When you find yourself behind bars, you may turn to a bail bond agency to help you get out of jail. But if your charges are dismissed, you may have many questions about the bail bond. Here are a few of the questions you may have about bail bonds if your charges have been dismissed.
If the Charges Against You Are Dismissed, Do You Get Your Bail Money Back?
There are two different types of bail bonds. A cash bond is a bail bond that you pay directly to the court or jailhouse, depending on the county that you live in. For example, if your bail is set at $10,000, you would pay the courthouse or jail $10,000 to be free. Once your case is resolved, regardless of whether the charges are dismissed, you are found not guilty, or you are found guilty, the money is returned to you as long as you don't flee.
The other type of bail bond is a surety bail bond. This is the type of bond most people think of when they hear the word bail bonds. With this type of bond, you pay a bail bond agency a percentage of the bail and in return, they post bail on your behalf. In most cases, the percentage is 10 percent, but varies from state to state. So, for example, if bail is set at $10,000, you would pay a bail bond agent $1,000 and they would post the bail on your behalf. If the charges against you are dismissed, you do not get your money.
Why Can't You Get the Money Paid Towards Bail Back if the Charges Are Dismissed?
When you use a bail bonds agency, you are paying them to post bail on your behalf. Once bail is posted and you are freed from jail, they have upheld their end of the agreement. If charges against you are dismissed or if you are found not guilty, they still completed a service for you, and as such, the money that you paid to them is never refundable. This is one of the reasons why you need to carefully consider whether to post a cash bail or a surety bail. However, if you cannot afford a cash bail, a surety bail is a great option to get out of jail at a reduced cost.
Using a bail bond agency is the cheapest way to get out of jail.

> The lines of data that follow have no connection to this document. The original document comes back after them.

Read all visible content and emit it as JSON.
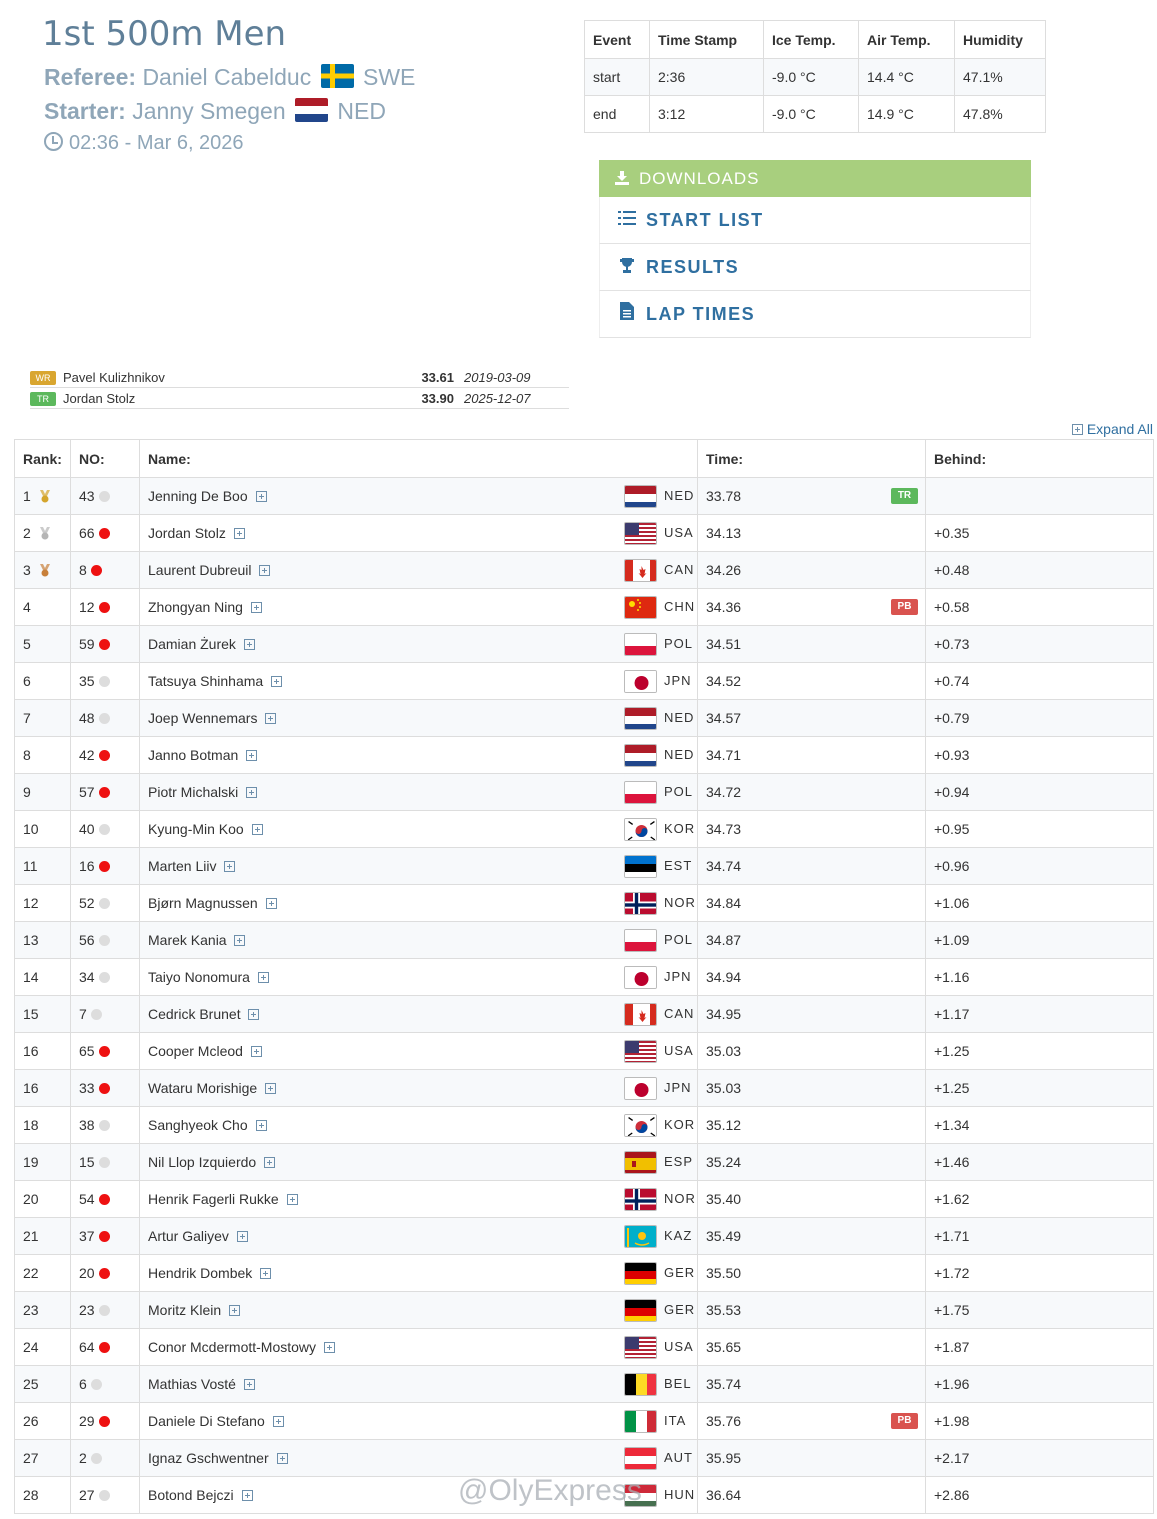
{
  "event": {
    "title": "1st 500m Men",
    "referee_label": "Referee:",
    "referee_name": "Daniel Cabelduc",
    "referee_country": "SWE",
    "starter_label": "Starter:",
    "starter_name": "Janny Smegen",
    "starter_country": "NED",
    "datetime": "02:36 - Mar 6, 2026"
  },
  "conditions": {
    "headers": [
      "Event",
      "Time Stamp",
      "Ice Temp.",
      "Air Temp.",
      "Humidity"
    ],
    "rows": [
      [
        "start",
        "2:36",
        "-9.0 °C",
        "14.4 °C",
        "47.1%"
      ],
      [
        "end",
        "3:12",
        "-9.0 °C",
        "14.9 °C",
        "47.8%"
      ]
    ]
  },
  "downloads": {
    "header": "DOWNLOADS",
    "items": [
      {
        "label": "START LIST",
        "icon": "list-icon"
      },
      {
        "label": "RESULTS",
        "icon": "trophy-icon"
      },
      {
        "label": "LAP TIMES",
        "icon": "document-icon"
      }
    ]
  },
  "records": [
    {
      "badge": "WR",
      "color": "#d9a630",
      "name": "Pavel Kulizhnikov",
      "time": "33.61",
      "date": "2019-03-09"
    },
    {
      "badge": "TR",
      "color": "#5cb85c",
      "name": "Jordan Stolz",
      "time": "33.90",
      "date": "2025-12-07"
    }
  ],
  "expand_all": "Expand All",
  "results": {
    "headers": [
      "Rank:",
      "NO:",
      "Name:",
      "Time:",
      "Behind:"
    ],
    "rows": [
      {
        "rank": "1",
        "no": "43",
        "dot": "grey",
        "medal": "gold",
        "name": "Jenning De Boo",
        "nat": "NED",
        "time": "33.78",
        "tag": "TR",
        "behind": ""
      },
      {
        "rank": "2",
        "no": "66",
        "dot": "red",
        "medal": "silver",
        "name": "Jordan Stolz",
        "nat": "USA",
        "time": "34.13",
        "tag": "",
        "behind": "+0.35"
      },
      {
        "rank": "3",
        "no": "8",
        "dot": "red",
        "medal": "bronze",
        "name": "Laurent Dubreuil",
        "nat": "CAN",
        "time": "34.26",
        "tag": "",
        "behind": "+0.48"
      },
      {
        "rank": "4",
        "no": "12",
        "dot": "red",
        "medal": "",
        "name": "Zhongyan Ning",
        "nat": "CHN",
        "time": "34.36",
        "tag": "PB",
        "behind": "+0.58"
      },
      {
        "rank": "5",
        "no": "59",
        "dot": "red",
        "medal": "",
        "name": "Damian Żurek",
        "nat": "POL",
        "time": "34.51",
        "tag": "",
        "behind": "+0.73"
      },
      {
        "rank": "6",
        "no": "35",
        "dot": "grey",
        "medal": "",
        "name": "Tatsuya Shinhama",
        "nat": "JPN",
        "time": "34.52",
        "tag": "",
        "behind": "+0.74"
      },
      {
        "rank": "7",
        "no": "48",
        "dot": "grey",
        "medal": "",
        "name": "Joep Wennemars",
        "nat": "NED",
        "time": "34.57",
        "tag": "",
        "behind": "+0.79"
      },
      {
        "rank": "8",
        "no": "42",
        "dot": "red",
        "medal": "",
        "name": "Janno Botman",
        "nat": "NED",
        "time": "34.71",
        "tag": "",
        "behind": "+0.93"
      },
      {
        "rank": "9",
        "no": "57",
        "dot": "red",
        "medal": "",
        "name": "Piotr Michalski",
        "nat": "POL",
        "time": "34.72",
        "tag": "",
        "behind": "+0.94"
      },
      {
        "rank": "10",
        "no": "40",
        "dot": "grey",
        "medal": "",
        "name": "Kyung-Min Koo",
        "nat": "KOR",
        "time": "34.73",
        "tag": "",
        "behind": "+0.95"
      },
      {
        "rank": "11",
        "no": "16",
        "dot": "red",
        "medal": "",
        "name": "Marten Liiv",
        "nat": "EST",
        "time": "34.74",
        "tag": "",
        "behind": "+0.96"
      },
      {
        "rank": "12",
        "no": "52",
        "dot": "grey",
        "medal": "",
        "name": "Bjørn Magnussen",
        "nat": "NOR",
        "time": "34.84",
        "tag": "",
        "behind": "+1.06"
      },
      {
        "rank": "13",
        "no": "56",
        "dot": "grey",
        "medal": "",
        "name": "Marek Kania",
        "nat": "POL",
        "time": "34.87",
        "tag": "",
        "behind": "+1.09"
      },
      {
        "rank": "14",
        "no": "34",
        "dot": "grey",
        "medal": "",
        "name": "Taiyo Nonomura",
        "nat": "JPN",
        "time": "34.94",
        "tag": "",
        "behind": "+1.16"
      },
      {
        "rank": "15",
        "no": "7",
        "dot": "grey",
        "medal": "",
        "name": "Cedrick Brunet",
        "nat": "CAN",
        "time": "34.95",
        "tag": "",
        "behind": "+1.17"
      },
      {
        "rank": "16",
        "no": "65",
        "dot": "red",
        "medal": "",
        "name": "Cooper Mcleod",
        "nat": "USA",
        "time": "35.03",
        "tag": "",
        "behind": "+1.25"
      },
      {
        "rank": "16",
        "no": "33",
        "dot": "red",
        "medal": "",
        "name": "Wataru Morishige",
        "nat": "JPN",
        "time": "35.03",
        "tag": "",
        "behind": "+1.25"
      },
      {
        "rank": "18",
        "no": "38",
        "dot": "grey",
        "medal": "",
        "name": "Sanghyeok Cho",
        "nat": "KOR",
        "time": "35.12",
        "tag": "",
        "behind": "+1.34"
      },
      {
        "rank": "19",
        "no": "15",
        "dot": "grey",
        "medal": "",
        "name": "Nil Llop Izquierdo",
        "nat": "ESP",
        "time": "35.24",
        "tag": "",
        "behind": "+1.46"
      },
      {
        "rank": "20",
        "no": "54",
        "dot": "red",
        "medal": "",
        "name": "Henrik Fagerli Rukke",
        "nat": "NOR",
        "time": "35.40",
        "tag": "",
        "behind": "+1.62"
      },
      {
        "rank": "21",
        "no": "37",
        "dot": "red",
        "medal": "",
        "name": "Artur Galiyev",
        "nat": "KAZ",
        "time": "35.49",
        "tag": "",
        "behind": "+1.71"
      },
      {
        "rank": "22",
        "no": "20",
        "dot": "red",
        "medal": "",
        "name": "Hendrik Dombek",
        "nat": "GER",
        "time": "35.50",
        "tag": "",
        "behind": "+1.72"
      },
      {
        "rank": "23",
        "no": "23",
        "dot": "grey",
        "medal": "",
        "name": "Moritz Klein",
        "nat": "GER",
        "time": "35.53",
        "tag": "",
        "behind": "+1.75"
      },
      {
        "rank": "24",
        "no": "64",
        "dot": "red",
        "medal": "",
        "name": "Conor Mcdermott-Mostowy",
        "nat": "USA",
        "time": "35.65",
        "tag": "",
        "behind": "+1.87"
      },
      {
        "rank": "25",
        "no": "6",
        "dot": "grey",
        "medal": "",
        "name": "Mathias Vosté",
        "nat": "BEL",
        "time": "35.74",
        "tag": "",
        "behind": "+1.96"
      },
      {
        "rank": "26",
        "no": "29",
        "dot": "red",
        "medal": "",
        "name": "Daniele Di Stefano",
        "nat": "ITA",
        "time": "35.76",
        "tag": "PB",
        "behind": "+1.98"
      },
      {
        "rank": "27",
        "no": "2",
        "dot": "grey",
        "medal": "",
        "name": "Ignaz Gschwentner",
        "nat": "AUT",
        "time": "35.95",
        "tag": "",
        "behind": "+2.17"
      },
      {
        "rank": "28",
        "no": "27",
        "dot": "grey",
        "medal": "",
        "name": "Botond Bejczi",
        "nat": "HUN",
        "time": "36.64",
        "tag": "",
        "behind": "+2.86"
      }
    ]
  },
  "colors": {
    "red_dot": "#ee1111",
    "grey_dot": "#dddddd",
    "tr_tag": "#5cb85c",
    "pb_tag": "#d9534f",
    "gold": "#d4a52c",
    "silver": "#b5b5b5",
    "bronze": "#c8803a"
  },
  "watermark": "@OlyExpress"
}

If you or a loved one has found themselves in jail, contact your preferred bail bond agency as quickly as possible to help get yourself or your loved one out.